When British India gained its independence in 1947; it was divided between India and the Islamic state of Pakistan. The Sikhs felt badly treated and reluctantly chose to join India. The Sikhs were unable to demand their own state, because there were too few of them to resist Pakistanís claim to the Punjab. Only by siding with India were they able to keep part of the Punjab, although not before appalling loss of life in communal massacres..

Sikhs lost many of their privileges, much of their land, and were deeply discontented.

A State of Their Own

The Sikh ambition for a state of their own was something that India would not concede. To do so would have allowed communalism (i.e. religious groupings) an unbreakable foothold in the politics of what was supposed to be a secular state. However, in 1966, after years of Sikh demands, India divided the Punjab into three, recreating Punjab as a state with a Sikh majority.

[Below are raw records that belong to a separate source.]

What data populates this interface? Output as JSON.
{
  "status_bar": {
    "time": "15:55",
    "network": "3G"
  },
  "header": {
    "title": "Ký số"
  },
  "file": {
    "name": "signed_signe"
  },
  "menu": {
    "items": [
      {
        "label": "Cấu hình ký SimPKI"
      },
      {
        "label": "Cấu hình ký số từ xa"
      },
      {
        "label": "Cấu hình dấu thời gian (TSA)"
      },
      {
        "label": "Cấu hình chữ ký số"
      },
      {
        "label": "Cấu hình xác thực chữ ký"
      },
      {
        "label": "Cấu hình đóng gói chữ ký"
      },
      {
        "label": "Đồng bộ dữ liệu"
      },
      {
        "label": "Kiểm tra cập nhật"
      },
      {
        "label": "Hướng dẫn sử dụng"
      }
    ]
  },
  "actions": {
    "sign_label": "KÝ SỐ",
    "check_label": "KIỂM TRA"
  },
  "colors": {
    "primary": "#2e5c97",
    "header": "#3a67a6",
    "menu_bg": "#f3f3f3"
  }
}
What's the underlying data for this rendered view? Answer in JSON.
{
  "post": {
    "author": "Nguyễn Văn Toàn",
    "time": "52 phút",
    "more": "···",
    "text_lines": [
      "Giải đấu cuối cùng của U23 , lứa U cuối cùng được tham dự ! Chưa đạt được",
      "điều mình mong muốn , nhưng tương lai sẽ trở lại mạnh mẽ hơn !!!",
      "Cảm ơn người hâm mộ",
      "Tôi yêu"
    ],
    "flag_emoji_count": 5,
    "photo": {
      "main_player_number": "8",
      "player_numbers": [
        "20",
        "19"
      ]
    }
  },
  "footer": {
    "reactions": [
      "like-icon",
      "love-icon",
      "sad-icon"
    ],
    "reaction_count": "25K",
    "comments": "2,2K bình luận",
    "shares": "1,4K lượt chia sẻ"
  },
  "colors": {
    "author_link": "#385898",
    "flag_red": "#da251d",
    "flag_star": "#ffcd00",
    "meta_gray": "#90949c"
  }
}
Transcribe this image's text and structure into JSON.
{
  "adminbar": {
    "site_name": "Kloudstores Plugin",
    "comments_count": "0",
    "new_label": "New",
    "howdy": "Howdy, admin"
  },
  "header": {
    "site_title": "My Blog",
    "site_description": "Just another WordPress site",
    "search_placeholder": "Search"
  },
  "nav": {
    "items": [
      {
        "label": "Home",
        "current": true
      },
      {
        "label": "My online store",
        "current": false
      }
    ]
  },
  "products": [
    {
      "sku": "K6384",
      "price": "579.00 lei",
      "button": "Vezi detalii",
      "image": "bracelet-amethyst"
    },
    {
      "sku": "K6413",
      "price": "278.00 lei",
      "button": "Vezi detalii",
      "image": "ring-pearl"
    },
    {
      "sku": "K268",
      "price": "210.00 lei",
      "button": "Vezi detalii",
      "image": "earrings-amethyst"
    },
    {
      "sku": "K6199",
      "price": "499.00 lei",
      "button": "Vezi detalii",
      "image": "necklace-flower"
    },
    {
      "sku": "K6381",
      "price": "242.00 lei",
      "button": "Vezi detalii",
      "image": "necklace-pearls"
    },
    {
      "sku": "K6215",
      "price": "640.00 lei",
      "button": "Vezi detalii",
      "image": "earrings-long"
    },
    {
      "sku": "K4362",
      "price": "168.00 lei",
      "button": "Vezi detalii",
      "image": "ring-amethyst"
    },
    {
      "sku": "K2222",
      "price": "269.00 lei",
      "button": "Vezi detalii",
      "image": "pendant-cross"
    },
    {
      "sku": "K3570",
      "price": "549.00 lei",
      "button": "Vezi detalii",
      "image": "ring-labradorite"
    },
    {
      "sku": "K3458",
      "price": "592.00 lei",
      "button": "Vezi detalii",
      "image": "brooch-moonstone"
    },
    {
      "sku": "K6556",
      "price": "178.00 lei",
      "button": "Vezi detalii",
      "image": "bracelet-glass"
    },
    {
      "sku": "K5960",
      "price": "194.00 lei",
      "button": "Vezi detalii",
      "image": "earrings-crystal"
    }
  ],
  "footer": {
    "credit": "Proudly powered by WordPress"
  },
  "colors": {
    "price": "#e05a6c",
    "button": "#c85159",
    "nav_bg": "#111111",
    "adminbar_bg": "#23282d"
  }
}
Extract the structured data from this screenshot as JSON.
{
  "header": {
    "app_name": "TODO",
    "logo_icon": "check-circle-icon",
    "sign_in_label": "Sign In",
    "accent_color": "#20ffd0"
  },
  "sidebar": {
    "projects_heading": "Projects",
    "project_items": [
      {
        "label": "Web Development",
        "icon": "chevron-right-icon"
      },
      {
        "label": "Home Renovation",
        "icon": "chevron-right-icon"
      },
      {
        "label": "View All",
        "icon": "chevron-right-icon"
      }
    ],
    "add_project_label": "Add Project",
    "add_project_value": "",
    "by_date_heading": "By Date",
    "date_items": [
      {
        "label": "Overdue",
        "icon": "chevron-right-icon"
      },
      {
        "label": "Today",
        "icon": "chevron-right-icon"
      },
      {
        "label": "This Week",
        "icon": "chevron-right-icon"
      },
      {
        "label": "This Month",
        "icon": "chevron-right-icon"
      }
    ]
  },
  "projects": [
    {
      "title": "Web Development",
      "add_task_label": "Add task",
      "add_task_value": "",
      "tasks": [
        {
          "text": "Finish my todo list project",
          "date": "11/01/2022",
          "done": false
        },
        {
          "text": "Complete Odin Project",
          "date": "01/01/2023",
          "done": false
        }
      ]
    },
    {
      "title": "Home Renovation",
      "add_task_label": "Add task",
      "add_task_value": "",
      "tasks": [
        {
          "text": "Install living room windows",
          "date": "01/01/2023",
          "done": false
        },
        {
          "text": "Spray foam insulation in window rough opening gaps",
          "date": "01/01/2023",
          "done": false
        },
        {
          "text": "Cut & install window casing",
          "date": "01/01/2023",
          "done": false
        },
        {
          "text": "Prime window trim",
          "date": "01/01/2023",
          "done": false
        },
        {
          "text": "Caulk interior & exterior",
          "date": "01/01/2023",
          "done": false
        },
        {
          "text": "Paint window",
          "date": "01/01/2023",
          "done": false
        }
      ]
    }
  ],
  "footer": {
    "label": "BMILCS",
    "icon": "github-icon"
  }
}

This was not enough to stop Sikh anger at what they saw as continuing oppression and the unfair way in which they thought India had set the boundaries of the new state. They continued to demand various concessions from the Indian government.